2. Coat the manifold gasket area with Blue Layout fluid or a light coating of dark colored spray paint and allow to dry. This will make it very easy to see the scribe lines you will make later.

3. Place a new intake manifold gasket (the same you will be using for assembly) in position.

4. Secure the gasket with washers under the bolt heads to hold the gasket in place.

5. Using a scribe, with the gasket as the template, trace the outline of the intake port holes of the gasket onto the cylinder head and then onto the intake manifold.

6. Remove the gasket and repeat for the outer side, if applicable.

NOTE: It is very important that the intake manifold gasket be placed in the EXACT position of its permanent installation. Otherwise the intake ports will be ground incorrectly and the cylinder head or intake manifold ruined. Mark the gaskets as to left and right, so they are installed on the correct side.

7. Attach an abrasive roll to a mandrel. Push it onto the mandrel and turn it down onto the screw threads. Use the shorter mandrels wherever possible, saving the longer ones for the deeper port areas.

8. Attach the mandrel to a high-speed die-grinder (22,000 rpm-max.) grind material from the cylinder head and intake manifold port openings back to the scribe lines.

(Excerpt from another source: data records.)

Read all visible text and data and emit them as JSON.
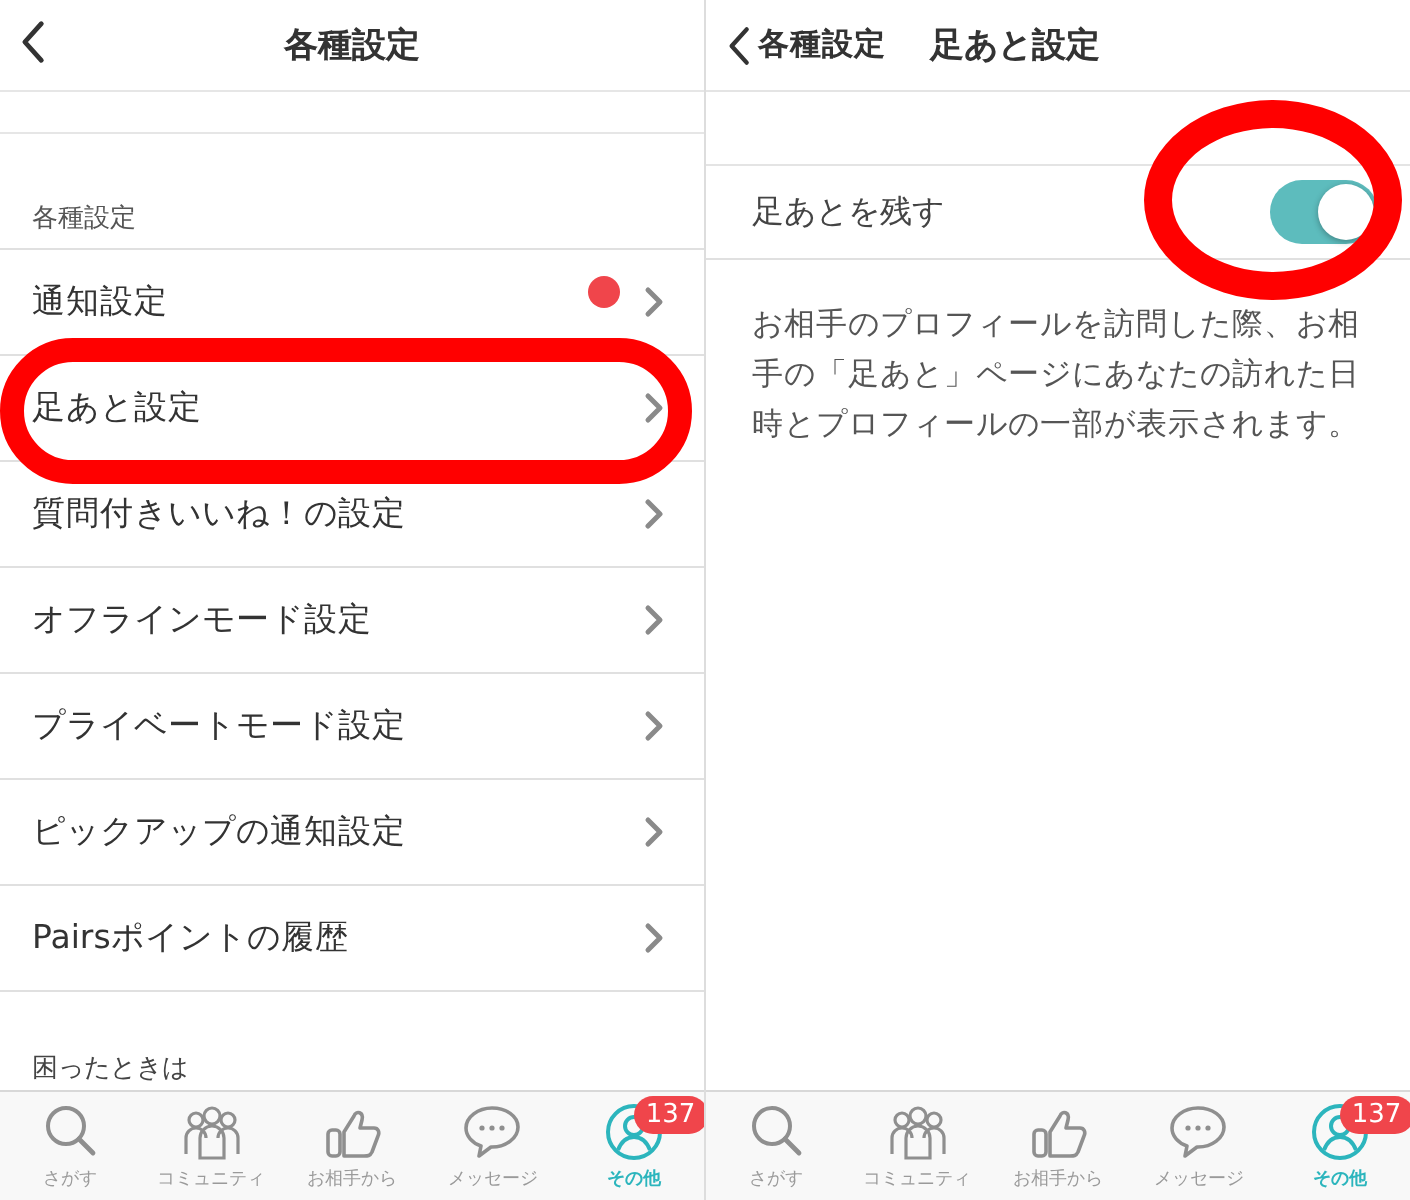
{
  "screens": [
    {
      "kind": "list",
      "header": {
        "title": "各種設定"
      },
      "section": {
        "title": "各種設定",
        "rows": [
          {
            "label": "通知設定",
            "badge": true,
            "highlighted": false
          },
          {
            "label": "足あと設定",
            "badge": false,
            "highlighted": true
          },
          {
            "label": "質問付きいいね！の設定",
            "badge": false,
            "highlighted": false
          },
          {
            "label": "オフラインモード設定",
            "badge": false,
            "highlighted": false
          },
          {
            "label": "プライベートモード設定",
            "badge": false,
            "highlighted": false
          },
          {
            "label": "ピックアップの通知設定",
            "badge": false,
            "highlighted": false
          },
          {
            "label": "Pairsポイントの履歴",
            "badge": false,
            "highlighted": false
          }
        ]
      },
      "footer_title": "困ったときは",
      "tabs": [
        {
          "label": "さがす",
          "selected": false
        },
        {
          "label": "コミュニティ",
          "selected": false
        },
        {
          "label": "お相手から",
          "selected": false
        },
        {
          "label": "メッセージ",
          "selected": false
        },
        {
          "label": "その他",
          "selected": true,
          "badge": "137"
        }
      ]
    },
    {
      "kind": "detail",
      "header": {
        "back_label": "各種設定",
        "title": "足あと設定"
      },
      "toggle_row": {
        "label": "足あとを残す",
        "on": true,
        "highlighted": true
      },
      "description": "お相手のプロフィールを訪問した際、お相手の「足あと」ページにあなたの訪れた日時とプロフィールの一部が表示されます。",
      "tabs": [
        {
          "label": "さがす",
          "selected": false
        },
        {
          "label": "コミュニティ",
          "selected": false
        },
        {
          "label": "お相手から",
          "selected": false
        },
        {
          "label": "メッセージ",
          "selected": false
        },
        {
          "label": "その他",
          "selected": true,
          "badge": "137"
        }
      ]
    }
  ]
}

Current thinking is that it is okay if the cylinder head port is slightly smaller than the exhaust manifold port, or header tube, because it will reduce inversion. On the exhaust port side of the cylinder head, follow steps 1-8 as above. Remember to clean the surface thoroughly. Apply Blue Layout fluid or a light coating of dark colored spray paint. Securely and accurately attach the exhaust gasket and with a scribe trace the outline of the gasket port openings onto the cylinder head. Grind off material back to the scribe lines.


After “gasket matching” the cylinder head(s), remove any roughcast or “flash” in the intake and exhaust ports. Do not strive for a “mirror finish”, as an 80-grit finish is ideal for the intake ports. Otherwise you may disturb the “turbulence” necessary for proper fuel atomization.

Refer to the diagram for porting steps.

1. Using the abrasive rolls smooth the rough casting of the port runners (A).

2. Carefully smooth any casting flash, without removing much metal, on the “short side radius” (B) being careful not to hit the valve seat (C). Also be careful not to remove too much material from the cylinder web wall (D), simply remove the roughcast or flash from this area, as the web may be damaged. A damaged web wall will allow water from the water jacket (F) into the cylinder. If this occurs the head will need to be replaced. Do not touch the valve guides (E), or seats (C), with the spinning abrasive rolls. Continue to work both the intake and exhaust ports until the castings have been smoothed. If there is a lot of material to be removed in any of the steps, use a carbide burr for the first rough cuts.

3. Thoroughly clean cylinder heads and intake manifolds before assembly to remove all traces of metal.

4. Carefully smooth the combustion chamber by smoothing the rough casting only! Again, do not allow the spinning rolls to contact the valve seats.

NOTE: You can use old valves to protect the seats during this step.